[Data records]
• • • • •
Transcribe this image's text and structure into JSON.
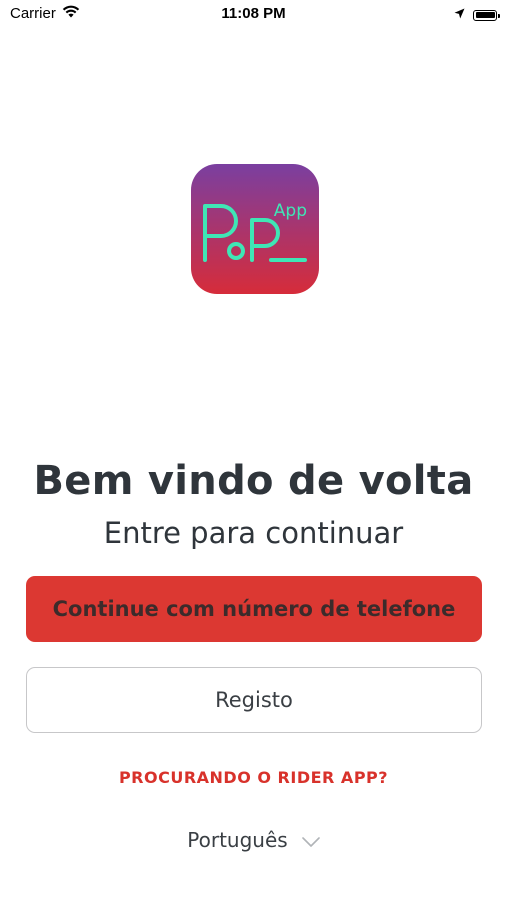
{
  "status_bar": {
    "carrier": "Carrier",
    "time": "11:08 PM",
    "battery_level": 1.0
  },
  "logo": {
    "main_text": "PoP",
    "sub_text": "App"
  },
  "welcome": {
    "title": "Bem vindo de volta",
    "subtitle": "Entre para continuar"
  },
  "buttons": {
    "phone_label": "Continue com número de telefone",
    "register_label": "Registo"
  },
  "rider_link": "PROCURANDO O RIDER APP?",
  "language": {
    "selected": "Português"
  },
  "colors": {
    "primary": "#dc3832",
    "link": "#d8322b",
    "logo_text": "#3fe6b5",
    "logo_gradient_top": "#7a3fa0",
    "logo_gradient_bottom": "#d62c3a"
  }
}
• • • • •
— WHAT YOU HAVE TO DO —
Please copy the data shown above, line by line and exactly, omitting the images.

— SOLUTION TO THIS TASK —
Transcribe this image's text and structure into JSON.
{
  "status_bar": {
    "carrier": "Carrier",
    "time": "11:08 PM",
    "battery_level": 1.0
  },
  "logo": {
    "main_text": "PoP",
    "sub_text": "App"
  },
  "welcome": {
    "title": "Bem vindo de volta",
    "subtitle": "Entre para continuar"
  },
  "buttons": {
    "phone_label": "Continue com número de telefone",
    "register_label": "Registo"
  },
  "rider_link": "PROCURANDO O RIDER APP?",
  "language": {
    "selected": "Português"
  },
  "colors": {
    "primary": "#dc3832",
    "link": "#d8322b",
    "logo_text": "#3fe6b5",
    "logo_gradient_top": "#7a3fa0",
    "logo_gradient_bottom": "#d62c3a"
  }
}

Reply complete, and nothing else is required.